__Goal of the exercise__.
Please copy every line of the data in which the string "from" appears.
START Data for analysis
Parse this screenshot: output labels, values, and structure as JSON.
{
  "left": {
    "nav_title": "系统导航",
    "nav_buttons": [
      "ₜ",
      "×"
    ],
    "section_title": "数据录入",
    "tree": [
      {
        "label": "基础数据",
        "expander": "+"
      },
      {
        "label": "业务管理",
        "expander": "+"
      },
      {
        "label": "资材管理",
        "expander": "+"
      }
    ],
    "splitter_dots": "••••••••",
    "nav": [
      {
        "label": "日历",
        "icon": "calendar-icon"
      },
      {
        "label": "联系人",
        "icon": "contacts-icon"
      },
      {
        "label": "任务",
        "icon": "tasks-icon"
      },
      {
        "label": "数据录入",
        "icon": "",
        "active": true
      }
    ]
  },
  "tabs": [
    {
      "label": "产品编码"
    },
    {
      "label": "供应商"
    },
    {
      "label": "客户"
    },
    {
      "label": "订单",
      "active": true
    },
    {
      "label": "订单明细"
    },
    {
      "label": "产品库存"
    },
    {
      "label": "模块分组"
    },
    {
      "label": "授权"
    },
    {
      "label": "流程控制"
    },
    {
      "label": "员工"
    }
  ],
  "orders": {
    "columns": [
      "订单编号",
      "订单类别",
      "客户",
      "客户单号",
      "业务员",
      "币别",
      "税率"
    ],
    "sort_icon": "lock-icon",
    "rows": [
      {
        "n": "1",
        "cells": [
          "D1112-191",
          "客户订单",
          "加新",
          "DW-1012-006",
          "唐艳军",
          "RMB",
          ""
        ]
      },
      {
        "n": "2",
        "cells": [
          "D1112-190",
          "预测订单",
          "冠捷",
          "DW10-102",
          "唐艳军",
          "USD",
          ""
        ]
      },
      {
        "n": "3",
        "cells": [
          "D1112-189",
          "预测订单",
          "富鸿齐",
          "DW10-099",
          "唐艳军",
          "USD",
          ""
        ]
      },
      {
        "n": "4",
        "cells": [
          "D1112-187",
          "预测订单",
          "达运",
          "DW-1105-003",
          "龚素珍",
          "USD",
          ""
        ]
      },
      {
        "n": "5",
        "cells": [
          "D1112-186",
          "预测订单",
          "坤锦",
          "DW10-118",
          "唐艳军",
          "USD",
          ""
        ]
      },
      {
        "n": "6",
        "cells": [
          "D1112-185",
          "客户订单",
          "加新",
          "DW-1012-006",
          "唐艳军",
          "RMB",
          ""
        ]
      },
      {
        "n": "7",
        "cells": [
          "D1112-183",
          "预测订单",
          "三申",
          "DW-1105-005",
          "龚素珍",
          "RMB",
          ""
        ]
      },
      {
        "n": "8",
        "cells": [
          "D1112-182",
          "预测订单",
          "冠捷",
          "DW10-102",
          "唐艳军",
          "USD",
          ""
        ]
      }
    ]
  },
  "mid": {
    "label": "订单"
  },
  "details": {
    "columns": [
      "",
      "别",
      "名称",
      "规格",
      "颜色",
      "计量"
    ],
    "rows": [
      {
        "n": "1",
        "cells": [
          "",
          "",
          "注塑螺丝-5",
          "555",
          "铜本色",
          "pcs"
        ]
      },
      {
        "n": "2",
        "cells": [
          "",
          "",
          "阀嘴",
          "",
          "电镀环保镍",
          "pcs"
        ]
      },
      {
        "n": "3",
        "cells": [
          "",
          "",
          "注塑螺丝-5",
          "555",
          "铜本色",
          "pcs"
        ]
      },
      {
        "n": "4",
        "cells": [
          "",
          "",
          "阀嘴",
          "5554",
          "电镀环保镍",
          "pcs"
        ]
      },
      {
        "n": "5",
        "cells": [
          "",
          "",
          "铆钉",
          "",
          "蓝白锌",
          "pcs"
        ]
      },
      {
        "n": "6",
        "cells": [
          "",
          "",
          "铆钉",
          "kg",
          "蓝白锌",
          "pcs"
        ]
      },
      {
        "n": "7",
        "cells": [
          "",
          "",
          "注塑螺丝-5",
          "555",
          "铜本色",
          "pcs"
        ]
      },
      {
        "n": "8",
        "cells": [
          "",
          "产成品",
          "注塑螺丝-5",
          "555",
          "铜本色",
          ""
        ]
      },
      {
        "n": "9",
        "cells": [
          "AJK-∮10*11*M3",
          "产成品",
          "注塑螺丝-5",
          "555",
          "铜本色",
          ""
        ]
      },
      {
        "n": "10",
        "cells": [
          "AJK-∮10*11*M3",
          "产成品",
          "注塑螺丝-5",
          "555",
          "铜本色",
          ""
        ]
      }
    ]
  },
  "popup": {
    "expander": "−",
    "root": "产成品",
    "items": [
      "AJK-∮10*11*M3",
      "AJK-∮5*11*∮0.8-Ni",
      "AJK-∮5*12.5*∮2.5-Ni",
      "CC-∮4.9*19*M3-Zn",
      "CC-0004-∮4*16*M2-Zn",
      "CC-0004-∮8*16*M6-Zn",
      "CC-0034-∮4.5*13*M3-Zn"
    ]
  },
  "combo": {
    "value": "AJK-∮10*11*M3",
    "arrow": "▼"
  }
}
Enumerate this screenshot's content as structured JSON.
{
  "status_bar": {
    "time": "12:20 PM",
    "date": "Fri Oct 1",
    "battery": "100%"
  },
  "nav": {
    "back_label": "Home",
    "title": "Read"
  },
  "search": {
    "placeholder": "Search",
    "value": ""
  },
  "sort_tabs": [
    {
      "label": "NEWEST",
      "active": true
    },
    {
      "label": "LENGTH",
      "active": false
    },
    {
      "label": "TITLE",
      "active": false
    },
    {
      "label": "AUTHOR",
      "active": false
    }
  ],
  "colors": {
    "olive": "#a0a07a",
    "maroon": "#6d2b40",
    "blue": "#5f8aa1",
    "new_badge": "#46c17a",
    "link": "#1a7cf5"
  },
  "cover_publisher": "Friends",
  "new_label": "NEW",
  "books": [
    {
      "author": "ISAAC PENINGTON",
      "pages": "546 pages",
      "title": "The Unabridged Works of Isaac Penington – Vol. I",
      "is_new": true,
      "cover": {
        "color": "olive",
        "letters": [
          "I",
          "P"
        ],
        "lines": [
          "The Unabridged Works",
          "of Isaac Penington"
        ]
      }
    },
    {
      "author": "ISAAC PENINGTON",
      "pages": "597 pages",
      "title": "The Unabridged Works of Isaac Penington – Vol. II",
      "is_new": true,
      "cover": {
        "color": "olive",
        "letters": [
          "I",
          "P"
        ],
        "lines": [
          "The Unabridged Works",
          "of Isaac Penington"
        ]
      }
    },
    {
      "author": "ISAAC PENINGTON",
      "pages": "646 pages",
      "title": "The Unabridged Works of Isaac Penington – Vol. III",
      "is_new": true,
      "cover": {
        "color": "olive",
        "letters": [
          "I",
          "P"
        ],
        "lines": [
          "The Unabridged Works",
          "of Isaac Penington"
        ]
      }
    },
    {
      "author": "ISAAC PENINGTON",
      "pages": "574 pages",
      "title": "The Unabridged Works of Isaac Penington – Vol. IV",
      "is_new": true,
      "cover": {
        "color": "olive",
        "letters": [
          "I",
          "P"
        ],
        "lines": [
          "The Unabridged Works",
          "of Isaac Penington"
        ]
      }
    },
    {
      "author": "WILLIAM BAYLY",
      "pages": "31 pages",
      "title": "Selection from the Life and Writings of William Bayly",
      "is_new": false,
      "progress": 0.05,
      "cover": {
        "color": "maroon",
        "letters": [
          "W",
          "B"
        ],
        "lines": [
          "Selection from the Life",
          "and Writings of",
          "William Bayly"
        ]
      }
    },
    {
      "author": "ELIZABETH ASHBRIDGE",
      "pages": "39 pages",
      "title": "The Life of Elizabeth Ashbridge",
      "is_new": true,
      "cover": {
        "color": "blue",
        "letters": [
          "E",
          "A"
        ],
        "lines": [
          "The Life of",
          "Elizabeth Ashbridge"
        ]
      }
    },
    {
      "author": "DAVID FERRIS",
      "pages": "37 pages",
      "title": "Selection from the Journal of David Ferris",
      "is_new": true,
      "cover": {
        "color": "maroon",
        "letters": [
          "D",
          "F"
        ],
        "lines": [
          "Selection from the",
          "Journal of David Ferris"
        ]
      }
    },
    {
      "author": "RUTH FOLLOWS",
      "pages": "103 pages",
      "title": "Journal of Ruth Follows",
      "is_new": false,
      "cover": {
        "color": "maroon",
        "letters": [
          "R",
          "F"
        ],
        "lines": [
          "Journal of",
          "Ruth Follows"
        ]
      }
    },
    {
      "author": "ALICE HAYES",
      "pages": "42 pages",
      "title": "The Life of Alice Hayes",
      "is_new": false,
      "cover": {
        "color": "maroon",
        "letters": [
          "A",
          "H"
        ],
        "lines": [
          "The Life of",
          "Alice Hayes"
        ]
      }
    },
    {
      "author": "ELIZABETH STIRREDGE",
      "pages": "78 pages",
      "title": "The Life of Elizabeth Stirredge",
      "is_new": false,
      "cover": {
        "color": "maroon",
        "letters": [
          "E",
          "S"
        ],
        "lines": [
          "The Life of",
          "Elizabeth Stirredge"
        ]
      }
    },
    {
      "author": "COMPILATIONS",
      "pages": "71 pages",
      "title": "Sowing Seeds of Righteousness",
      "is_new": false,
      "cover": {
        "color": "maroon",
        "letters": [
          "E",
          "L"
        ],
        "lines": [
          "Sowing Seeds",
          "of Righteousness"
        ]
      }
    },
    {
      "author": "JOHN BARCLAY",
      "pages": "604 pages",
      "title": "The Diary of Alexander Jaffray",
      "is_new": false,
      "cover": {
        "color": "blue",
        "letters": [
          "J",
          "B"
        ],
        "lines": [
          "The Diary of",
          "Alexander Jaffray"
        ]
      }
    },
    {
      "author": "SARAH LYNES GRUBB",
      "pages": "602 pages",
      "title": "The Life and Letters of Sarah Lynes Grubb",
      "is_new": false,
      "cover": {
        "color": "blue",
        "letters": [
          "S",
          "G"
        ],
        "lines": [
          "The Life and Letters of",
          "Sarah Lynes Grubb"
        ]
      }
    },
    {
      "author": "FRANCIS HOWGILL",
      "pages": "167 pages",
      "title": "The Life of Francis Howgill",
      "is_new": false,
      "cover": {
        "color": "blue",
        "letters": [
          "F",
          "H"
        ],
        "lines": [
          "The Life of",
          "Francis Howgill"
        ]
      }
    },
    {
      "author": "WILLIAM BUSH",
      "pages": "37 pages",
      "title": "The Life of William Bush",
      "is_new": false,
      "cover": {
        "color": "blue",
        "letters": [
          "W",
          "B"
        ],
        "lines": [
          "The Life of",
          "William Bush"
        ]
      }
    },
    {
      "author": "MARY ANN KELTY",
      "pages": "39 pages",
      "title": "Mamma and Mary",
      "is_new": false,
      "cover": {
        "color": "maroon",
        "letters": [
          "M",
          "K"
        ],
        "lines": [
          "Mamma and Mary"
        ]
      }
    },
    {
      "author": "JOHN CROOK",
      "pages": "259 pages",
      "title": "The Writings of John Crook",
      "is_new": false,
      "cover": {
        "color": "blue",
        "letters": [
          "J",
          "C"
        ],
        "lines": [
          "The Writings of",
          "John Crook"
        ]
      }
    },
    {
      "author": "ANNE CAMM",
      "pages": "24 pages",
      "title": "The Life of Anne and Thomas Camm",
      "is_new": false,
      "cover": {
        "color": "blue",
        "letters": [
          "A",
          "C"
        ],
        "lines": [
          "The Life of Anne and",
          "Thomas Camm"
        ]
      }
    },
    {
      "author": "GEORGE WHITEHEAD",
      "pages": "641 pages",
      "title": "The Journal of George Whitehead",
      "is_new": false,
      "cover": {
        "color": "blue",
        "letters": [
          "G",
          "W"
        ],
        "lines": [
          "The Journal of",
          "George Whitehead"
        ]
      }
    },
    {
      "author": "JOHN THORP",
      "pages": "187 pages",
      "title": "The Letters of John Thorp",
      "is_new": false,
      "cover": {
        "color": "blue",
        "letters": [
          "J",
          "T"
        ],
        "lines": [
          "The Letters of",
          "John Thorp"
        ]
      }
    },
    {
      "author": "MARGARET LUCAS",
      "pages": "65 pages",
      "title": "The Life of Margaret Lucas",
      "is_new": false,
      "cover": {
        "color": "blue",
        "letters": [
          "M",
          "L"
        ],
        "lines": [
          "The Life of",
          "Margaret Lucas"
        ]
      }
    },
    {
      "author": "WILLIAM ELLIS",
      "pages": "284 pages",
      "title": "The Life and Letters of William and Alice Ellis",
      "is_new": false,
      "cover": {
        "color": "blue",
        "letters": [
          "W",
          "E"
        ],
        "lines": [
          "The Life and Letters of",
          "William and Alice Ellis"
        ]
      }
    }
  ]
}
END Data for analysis
__Task answer__.
      "title": "Selection from the Life and Writings of William Bayly",
          "Selection from the Life",
      "title": "Selection from the Journal of David Ferris",
          "Selection from the",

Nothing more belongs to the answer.